## Work to be completed
Leave the pictures out and restate each entry below word for word.

# # # #

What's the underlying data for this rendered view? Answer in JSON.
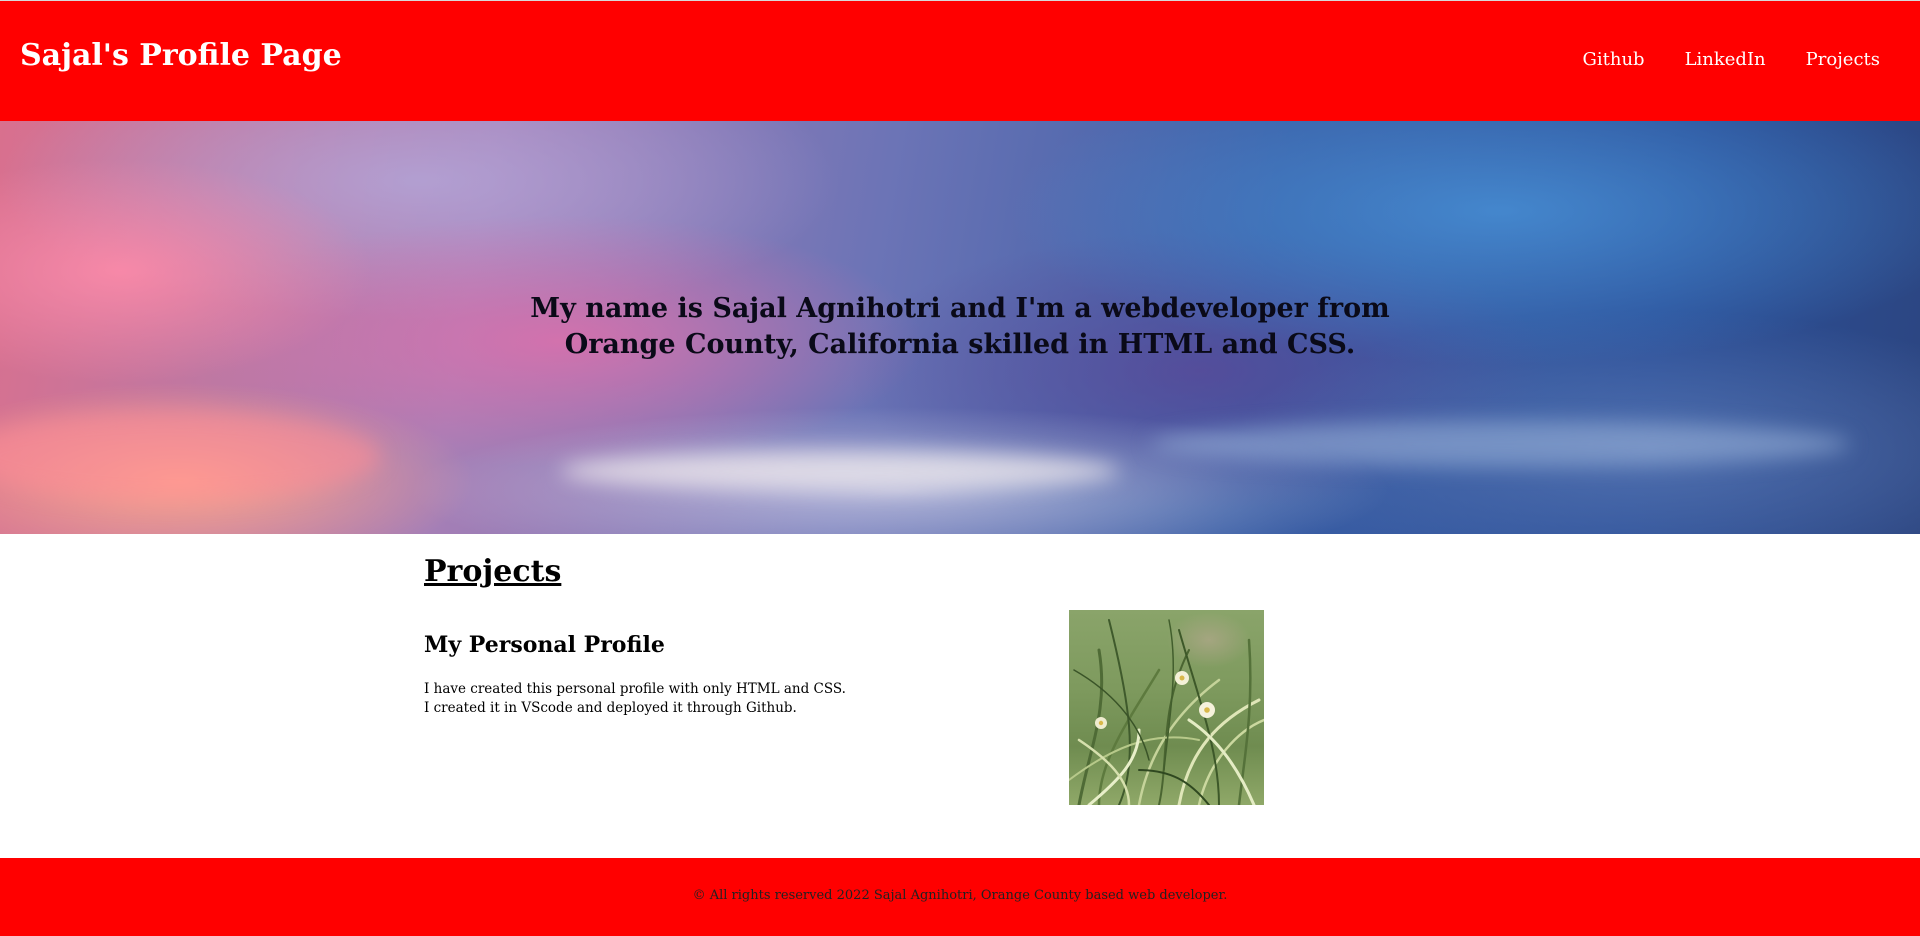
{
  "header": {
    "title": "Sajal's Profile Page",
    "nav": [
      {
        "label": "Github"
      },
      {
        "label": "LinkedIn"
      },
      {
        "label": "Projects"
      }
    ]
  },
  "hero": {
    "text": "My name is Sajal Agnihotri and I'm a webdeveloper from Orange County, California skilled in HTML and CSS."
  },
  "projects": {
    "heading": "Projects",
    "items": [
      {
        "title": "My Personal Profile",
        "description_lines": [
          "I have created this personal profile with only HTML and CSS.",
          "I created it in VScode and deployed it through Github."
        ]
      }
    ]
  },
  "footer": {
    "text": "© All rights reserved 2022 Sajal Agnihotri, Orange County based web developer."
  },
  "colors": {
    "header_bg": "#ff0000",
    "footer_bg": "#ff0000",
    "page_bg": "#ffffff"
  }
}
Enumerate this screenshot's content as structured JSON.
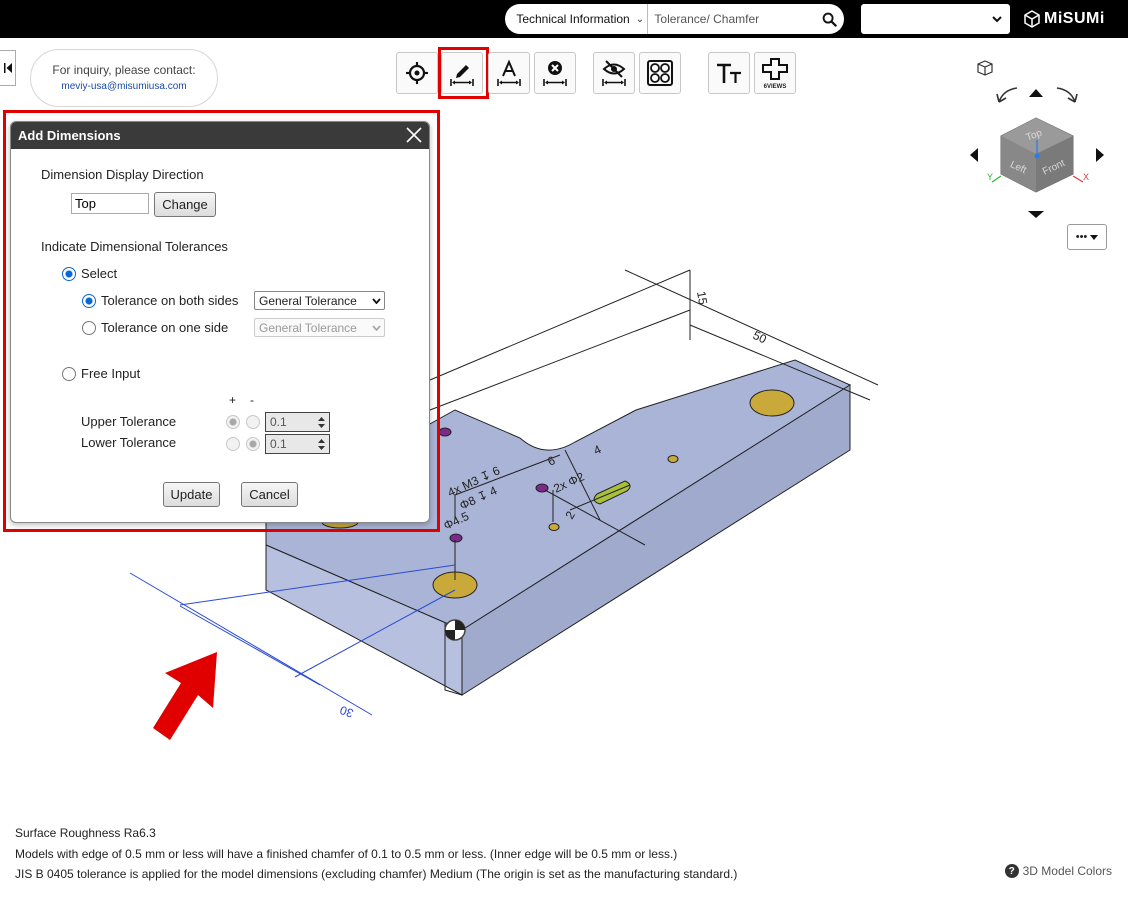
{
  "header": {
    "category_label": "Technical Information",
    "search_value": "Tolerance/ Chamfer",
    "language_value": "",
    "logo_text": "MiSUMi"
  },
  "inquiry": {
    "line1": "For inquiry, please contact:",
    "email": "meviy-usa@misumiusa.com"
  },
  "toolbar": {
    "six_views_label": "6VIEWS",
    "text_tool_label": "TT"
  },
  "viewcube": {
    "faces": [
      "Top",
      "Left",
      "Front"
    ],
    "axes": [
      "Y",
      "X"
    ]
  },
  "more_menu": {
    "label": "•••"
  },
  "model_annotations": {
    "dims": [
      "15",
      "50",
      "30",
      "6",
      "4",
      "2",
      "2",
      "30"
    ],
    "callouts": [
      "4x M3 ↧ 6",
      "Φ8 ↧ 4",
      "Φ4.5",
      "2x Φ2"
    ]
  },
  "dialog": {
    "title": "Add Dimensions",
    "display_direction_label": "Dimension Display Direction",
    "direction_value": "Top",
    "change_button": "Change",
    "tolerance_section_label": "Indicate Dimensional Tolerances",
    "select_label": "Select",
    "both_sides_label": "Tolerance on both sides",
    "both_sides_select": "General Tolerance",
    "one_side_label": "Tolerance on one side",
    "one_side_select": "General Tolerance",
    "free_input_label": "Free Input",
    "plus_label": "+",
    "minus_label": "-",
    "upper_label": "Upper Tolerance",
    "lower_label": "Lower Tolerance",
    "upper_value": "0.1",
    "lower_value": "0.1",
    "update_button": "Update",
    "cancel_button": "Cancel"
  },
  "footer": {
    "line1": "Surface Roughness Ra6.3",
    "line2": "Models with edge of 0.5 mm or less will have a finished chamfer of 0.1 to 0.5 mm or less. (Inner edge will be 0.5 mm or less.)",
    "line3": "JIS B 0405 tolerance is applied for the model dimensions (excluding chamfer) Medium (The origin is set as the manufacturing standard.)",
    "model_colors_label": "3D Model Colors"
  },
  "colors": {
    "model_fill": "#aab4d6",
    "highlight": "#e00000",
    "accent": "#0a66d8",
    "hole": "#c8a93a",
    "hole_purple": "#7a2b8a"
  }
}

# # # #

## Solution
What's the underlying data for this rendered view? Answer in JSON.
{
  "header": {
    "title": "Sajal's Profile Page",
    "nav": [
      {
        "label": "Github"
      },
      {
        "label": "LinkedIn"
      },
      {
        "label": "Projects"
      }
    ]
  },
  "hero": {
    "text": "My name is Sajal Agnihotri and I'm a webdeveloper from Orange County, California skilled in HTML and CSS."
  },
  "projects": {
    "heading": "Projects",
    "items": [
      {
        "title": "My Personal Profile",
        "description_lines": [
          "I have created this personal profile with only HTML and CSS.",
          "I created it in VScode and deployed it through Github."
        ]
      }
    ]
  },
  "footer": {
    "text": "© All rights reserved 2022 Sajal Agnihotri, Orange County based web developer."
  },
  "colors": {
    "header_bg": "#ff0000",
    "footer_bg": "#ff0000",
    "page_bg": "#ffffff"
  }
}
Enumerate this screenshot's content as structured JSON.
{
  "header": {
    "category_label": "Technical Information",
    "search_value": "Tolerance/ Chamfer",
    "language_value": "",
    "logo_text": "MiSUMi"
  },
  "inquiry": {
    "line1": "For inquiry, please contact:",
    "email": "meviy-usa@misumiusa.com"
  },
  "toolbar": {
    "six_views_label": "6VIEWS",
    "text_tool_label": "TT"
  },
  "viewcube": {
    "faces": [
      "Top",
      "Left",
      "Front"
    ],
    "axes": [
      "Y",
      "X"
    ]
  },
  "more_menu": {
    "label": "•••"
  },
  "model_annotations": {
    "dims": [
      "15",
      "50",
      "30",
      "6",
      "4",
      "2",
      "2",
      "30"
    ],
    "callouts": [
      "4x M3 ↧ 6",
      "Φ8 ↧ 4",
      "Φ4.5",
      "2x Φ2"
    ]
  },
  "dialog": {
    "title": "Add Dimensions",
    "display_direction_label": "Dimension Display Direction",
    "direction_value": "Top",
    "change_button": "Change",
    "tolerance_section_label": "Indicate Dimensional Tolerances",
    "select_label": "Select",
    "both_sides_label": "Tolerance on both sides",
    "both_sides_select": "General Tolerance",
    "one_side_label": "Tolerance on one side",
    "one_side_select": "General Tolerance",
    "free_input_label": "Free Input",
    "plus_label": "+",
    "minus_label": "-",
    "upper_label": "Upper Tolerance",
    "lower_label": "Lower Tolerance",
    "upper_value": "0.1",
    "lower_value": "0.1",
    "update_button": "Update",
    "cancel_button": "Cancel"
  },
  "footer": {
    "line1": "Surface Roughness Ra6.3",
    "line2": "Models with edge of 0.5 mm or less will have a finished chamfer of 0.1 to 0.5 mm or less. (Inner edge will be 0.5 mm or less.)",
    "line3": "JIS B 0405 tolerance is applied for the model dimensions (excluding chamfer) Medium (The origin is set as the manufacturing standard.)",
    "model_colors_label": "3D Model Colors"
  },
  "colors": {
    "model_fill": "#aab4d6",
    "highlight": "#e00000",
    "accent": "#0a66d8",
    "hole": "#c8a93a",
    "hole_purple": "#7a2b8a"
  }
}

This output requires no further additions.